What Is a Slot?
A slot is a thin opening or groove in something, such as a mail slot in a letterbox. It can also refer to a computer connection on a server that is dedicated to one user.
A specialized type of football position, the Slot receiver is a tight-window specialist who lines up just inside the line of scrimmage for the team’s offensive plays. Despite their limited size and speed, Slot receivers must master a wide range of passing routes and excel at timing. The position requires excellent footwork, a quick mind and the ability to evade tackles.
The history of slots has been a long and colorful one. In the beginning, players would physically drop coins into a machine to activate it. This changed with the introduction of bill validators and credit meters that let players play for credits instead of cash.
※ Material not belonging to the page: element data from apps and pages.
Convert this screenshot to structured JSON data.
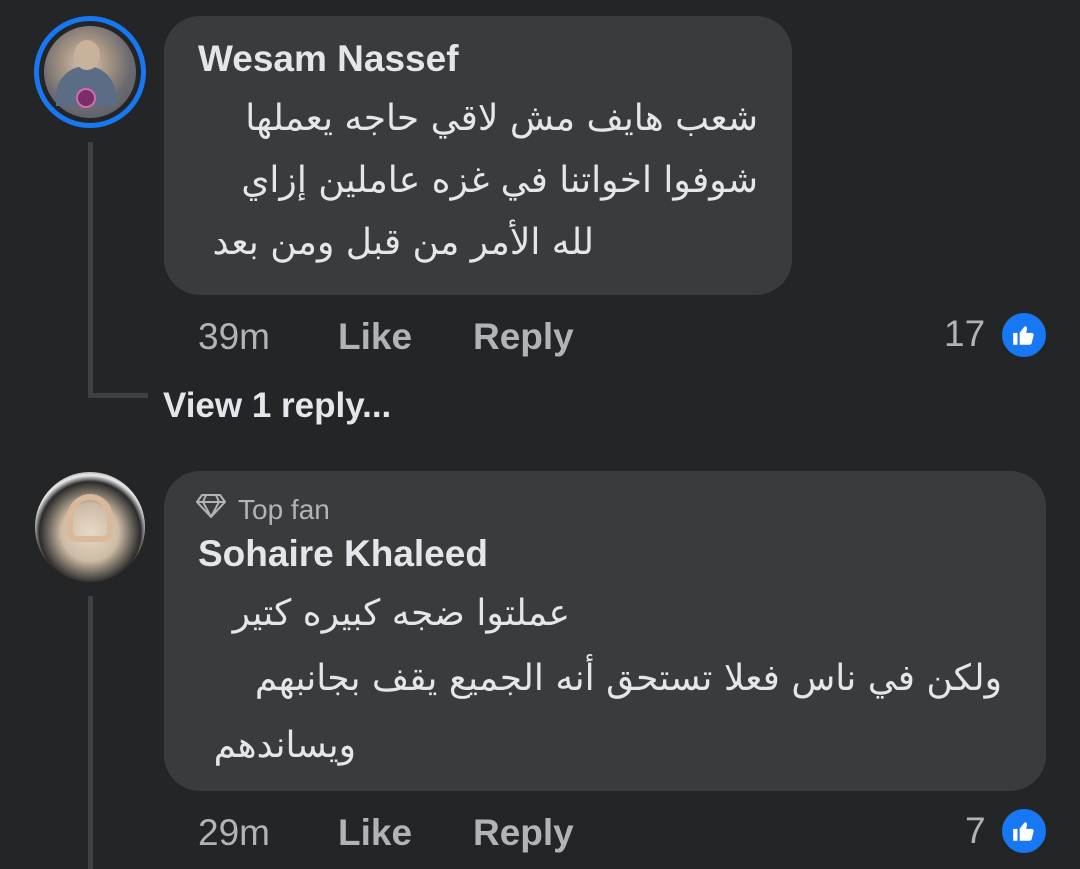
{
  "comments": [
    {
      "author": "Wesam Nassef",
      "lines": [
        "شعب هايف مش لاقي حاجه يعملها",
        "شوفوا اخواتنا في غزه عاملين إزاي",
        "لله الأمر من قبل ومن بعد"
      ],
      "time": "39m",
      "like_label": "Like",
      "reply_label": "Reply",
      "reaction_count": "17",
      "view_replies": "View 1 reply..."
    },
    {
      "badge": "Top fan",
      "author": "Sohaire Khaleed",
      "lines": [
        "عملتوا ضجه كبيره كتير",
        "ولكن في ناس فعلا تستحق أنه الجميع يقف بجانبهم",
        "ويساندهم"
      ],
      "time": "29m",
      "like_label": "Like",
      "reply_label": "Reply",
      "reaction_count": "7"
    }
  ],
  "icons": {
    "reaction": "thumbs-up-icon",
    "badge": "diamond-icon"
  },
  "colors": {
    "background": "#242526",
    "bubble": "#3a3b3c",
    "accent": "#1877f2",
    "text": "#e4e6eb",
    "muted": "#b0b3b8"
  }
}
Today, many machines use microprocessors to assign different probabilities of hitting symbols on each reel. This means that a close symbol on one reel might look like a winning combination, but the odds are that it was just a coincidence.
Charles Fey’s 1899 “Liberty Bell” machine in San Francisco is a California Historical Landmark and a museum. It was one of the first three-reel slot machines. Later, Fey patented the first video game-like electronic slot, which featured spinning reels and an array of symbols. The invention was a huge success, and by the 1920s there were thousands of slot machines in operation across the country.
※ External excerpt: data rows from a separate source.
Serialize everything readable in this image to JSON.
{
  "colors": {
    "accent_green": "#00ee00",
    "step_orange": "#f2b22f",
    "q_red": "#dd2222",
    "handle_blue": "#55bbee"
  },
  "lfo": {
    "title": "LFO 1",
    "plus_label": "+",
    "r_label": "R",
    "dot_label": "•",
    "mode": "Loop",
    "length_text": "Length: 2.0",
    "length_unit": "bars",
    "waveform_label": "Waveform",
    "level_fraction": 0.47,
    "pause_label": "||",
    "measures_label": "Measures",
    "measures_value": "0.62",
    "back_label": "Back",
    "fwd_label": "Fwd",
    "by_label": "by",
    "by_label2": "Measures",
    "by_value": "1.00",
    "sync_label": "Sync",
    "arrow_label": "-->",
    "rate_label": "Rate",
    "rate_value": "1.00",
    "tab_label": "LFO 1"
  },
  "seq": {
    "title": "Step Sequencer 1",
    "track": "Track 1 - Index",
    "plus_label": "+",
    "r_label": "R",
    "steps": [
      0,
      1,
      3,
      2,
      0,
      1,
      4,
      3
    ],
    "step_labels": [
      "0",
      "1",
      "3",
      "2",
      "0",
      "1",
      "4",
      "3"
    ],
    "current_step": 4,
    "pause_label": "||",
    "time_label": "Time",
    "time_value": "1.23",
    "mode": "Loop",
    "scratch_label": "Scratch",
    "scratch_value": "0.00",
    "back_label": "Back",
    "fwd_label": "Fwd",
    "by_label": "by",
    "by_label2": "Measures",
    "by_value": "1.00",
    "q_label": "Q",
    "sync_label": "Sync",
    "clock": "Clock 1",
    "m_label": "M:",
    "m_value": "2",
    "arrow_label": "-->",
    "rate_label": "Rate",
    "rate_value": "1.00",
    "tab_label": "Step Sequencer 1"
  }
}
While most sessions at a casino will result in losing money, there are times when the player can win big. However, the most important thing to remember is not to bet more than your bankroll can afford to lose. This limit is called a loss stop and should be set as a percentage of the total session bankroll. A common recommendation is to stop playing if you have lost a percentage of your budget in three hours.
Another important aspect to consider when choosing an online slot is the hit frequency. This number indicates how often a slot pays out compared to the amount of spins it makes. A higher hit frequency will allow you to play longer and increase your chances of hitting a jackpot.
In addition to the high hit frequencies of new slots, you should also pay attention to the bonus features and game mechanics. Some of the best slot games come with free spins, random jackpots and more, so be sure to check out these options before you start gambling. Additionally, make sure you choose a site that offers a safe and secure environment.